__STORED DATA__:
>>>
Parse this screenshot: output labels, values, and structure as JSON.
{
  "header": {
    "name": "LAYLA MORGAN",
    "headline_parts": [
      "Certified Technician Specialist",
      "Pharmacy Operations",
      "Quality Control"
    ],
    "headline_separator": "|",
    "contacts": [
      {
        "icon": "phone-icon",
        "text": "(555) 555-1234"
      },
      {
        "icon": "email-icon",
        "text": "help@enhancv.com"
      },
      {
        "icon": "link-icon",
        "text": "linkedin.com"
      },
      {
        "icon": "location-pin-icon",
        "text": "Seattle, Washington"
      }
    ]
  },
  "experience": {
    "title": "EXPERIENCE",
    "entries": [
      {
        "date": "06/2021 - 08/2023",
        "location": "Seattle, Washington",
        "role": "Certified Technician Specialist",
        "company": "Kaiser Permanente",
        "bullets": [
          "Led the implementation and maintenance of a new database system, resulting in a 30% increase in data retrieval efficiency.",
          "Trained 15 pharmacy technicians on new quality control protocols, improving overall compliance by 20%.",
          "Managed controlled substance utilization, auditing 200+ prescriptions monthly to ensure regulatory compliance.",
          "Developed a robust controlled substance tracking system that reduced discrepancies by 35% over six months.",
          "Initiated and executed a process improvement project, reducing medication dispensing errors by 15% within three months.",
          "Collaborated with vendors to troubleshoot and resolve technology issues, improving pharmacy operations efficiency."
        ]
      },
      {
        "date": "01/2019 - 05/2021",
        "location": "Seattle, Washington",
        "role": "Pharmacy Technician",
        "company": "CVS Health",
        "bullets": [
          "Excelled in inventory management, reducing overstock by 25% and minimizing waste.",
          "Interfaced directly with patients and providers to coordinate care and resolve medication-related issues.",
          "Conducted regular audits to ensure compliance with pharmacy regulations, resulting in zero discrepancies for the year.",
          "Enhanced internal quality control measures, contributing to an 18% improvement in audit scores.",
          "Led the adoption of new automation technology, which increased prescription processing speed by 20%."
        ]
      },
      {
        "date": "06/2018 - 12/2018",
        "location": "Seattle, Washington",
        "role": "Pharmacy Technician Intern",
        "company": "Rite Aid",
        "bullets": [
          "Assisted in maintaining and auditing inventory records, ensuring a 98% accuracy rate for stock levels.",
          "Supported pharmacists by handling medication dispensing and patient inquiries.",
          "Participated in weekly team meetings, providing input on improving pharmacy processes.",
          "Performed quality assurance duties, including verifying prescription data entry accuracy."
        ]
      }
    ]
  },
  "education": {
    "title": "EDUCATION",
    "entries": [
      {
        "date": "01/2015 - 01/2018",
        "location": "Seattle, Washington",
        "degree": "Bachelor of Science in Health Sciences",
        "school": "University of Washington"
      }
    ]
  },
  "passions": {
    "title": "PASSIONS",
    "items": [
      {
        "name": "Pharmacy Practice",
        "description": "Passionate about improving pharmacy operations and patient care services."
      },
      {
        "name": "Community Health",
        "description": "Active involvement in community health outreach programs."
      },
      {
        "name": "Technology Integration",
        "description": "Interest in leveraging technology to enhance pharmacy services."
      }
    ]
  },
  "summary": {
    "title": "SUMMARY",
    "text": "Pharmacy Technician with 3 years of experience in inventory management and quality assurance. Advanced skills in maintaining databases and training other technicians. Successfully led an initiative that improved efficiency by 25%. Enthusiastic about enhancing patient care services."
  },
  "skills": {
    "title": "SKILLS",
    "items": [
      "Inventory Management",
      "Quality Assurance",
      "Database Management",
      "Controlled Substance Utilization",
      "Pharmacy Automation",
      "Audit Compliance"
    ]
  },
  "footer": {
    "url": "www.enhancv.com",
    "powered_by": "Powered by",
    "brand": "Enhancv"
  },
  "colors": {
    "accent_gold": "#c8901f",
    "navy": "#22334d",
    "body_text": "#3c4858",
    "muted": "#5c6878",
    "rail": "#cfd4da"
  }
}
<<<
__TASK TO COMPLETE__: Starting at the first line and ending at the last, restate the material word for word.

__WRITTEN REPLY__:
Parse this screenshot: output labels, values, and structure as JSON.
{
  "header": {
    "name": "LAYLA MORGAN",
    "headline_parts": [
      "Certified Technician Specialist",
      "Pharmacy Operations",
      "Quality Control"
    ],
    "headline_separator": "|",
    "contacts": [
      {
        "icon": "phone-icon",
        "text": "(555) 555-1234"
      },
      {
        "icon": "email-icon",
        "text": "help@enhancv.com"
      },
      {
        "icon": "link-icon",
        "text": "linkedin.com"
      },
      {
        "icon": "location-pin-icon",
        "text": "Seattle, Washington"
      }
    ]
  },
  "experience": {
    "title": "EXPERIENCE",
    "entries": [
      {
        "date": "06/2021 - 08/2023",
        "location": "Seattle, Washington",
        "role": "Certified Technician Specialist",
        "company": "Kaiser Permanente",
        "bullets": [
          "Led the implementation and maintenance of a new database system, resulting in a 30% increase in data retrieval efficiency.",
          "Trained 15 pharmacy technicians on new quality control protocols, improving overall compliance by 20%.",
          "Managed controlled substance utilization, auditing 200+ prescriptions monthly to ensure regulatory compliance.",
          "Developed a robust controlled substance tracking system that reduced discrepancies by 35% over six months.",
          "Initiated and executed a process improvement project, reducing medication dispensing errors by 15% within three months.",
          "Collaborated with vendors to troubleshoot and resolve technology issues, improving pharmacy operations efficiency."
        ]
      },
      {
        "date": "01/2019 - 05/2021",
        "location": "Seattle, Washington",
        "role": "Pharmacy Technician",
        "company": "CVS Health",
        "bullets": [
          "Excelled in inventory management, reducing overstock by 25% and minimizing waste.",
          "Interfaced directly with patients and providers to coordinate care and resolve medication-related issues.",
          "Conducted regular audits to ensure compliance with pharmacy regulations, resulting in zero discrepancies for the year.",
          "Enhanced internal quality control measures, contributing to an 18% improvement in audit scores.",
          "Led the adoption of new automation technology, which increased prescription processing speed by 20%."
        ]
      },
      {
        "date": "06/2018 - 12/2018",
        "location": "Seattle, Washington",
        "role": "Pharmacy Technician Intern",
        "company": "Rite Aid",
        "bullets": [
          "Assisted in maintaining and auditing inventory records, ensuring a 98% accuracy rate for stock levels.",
          "Supported pharmacists by handling medication dispensing and patient inquiries.",
          "Participated in weekly team meetings, providing input on improving pharmacy processes.",
          "Performed quality assurance duties, including verifying prescription data entry accuracy."
        ]
      }
    ]
  },
  "education": {
    "title": "EDUCATION",
    "entries": [
      {
        "date": "01/2015 - 01/2018",
        "location": "Seattle, Washington",
        "degree": "Bachelor of Science in Health Sciences",
        "school": "University of Washington"
      }
    ]
  },
  "passions": {
    "title": "PASSIONS",
    "items": [
      {
        "name": "Pharmacy Practice",
        "description": "Passionate about improving pharmacy operations and patient care services."
      },
      {
        "name": "Community Health",
        "description": "Active involvement in community health outreach programs."
      },
      {
        "name": "Technology Integration",
        "description": "Interest in leveraging technology to enhance pharmacy services."
      }
    ]
  },
  "summary": {
    "title": "SUMMARY",
    "text": "Pharmacy Technician with 3 years of experience in inventory management and quality assurance. Advanced skills in maintaining databases and training other technicians. Successfully led an initiative that improved efficiency by 25%. Enthusiastic about enhancing patient care services."
  },
  "skills": {
    "title": "SKILLS",
    "items": [
      "Inventory Management",
      "Quality Assurance",
      "Database Management",
      "Controlled Substance Utilization",
      "Pharmacy Automation",
      "Audit Compliance"
    ]
  },
  "footer": {
    "url": "www.enhancv.com",
    "powered_by": "Powered by",
    "brand": "Enhancv"
  },
  "colors": {
    "accent_gold": "#c8901f",
    "navy": "#22334d",
    "body_text": "#3c4858",
    "muted": "#5c6878",
    "rail": "#cfd4da"
  }
}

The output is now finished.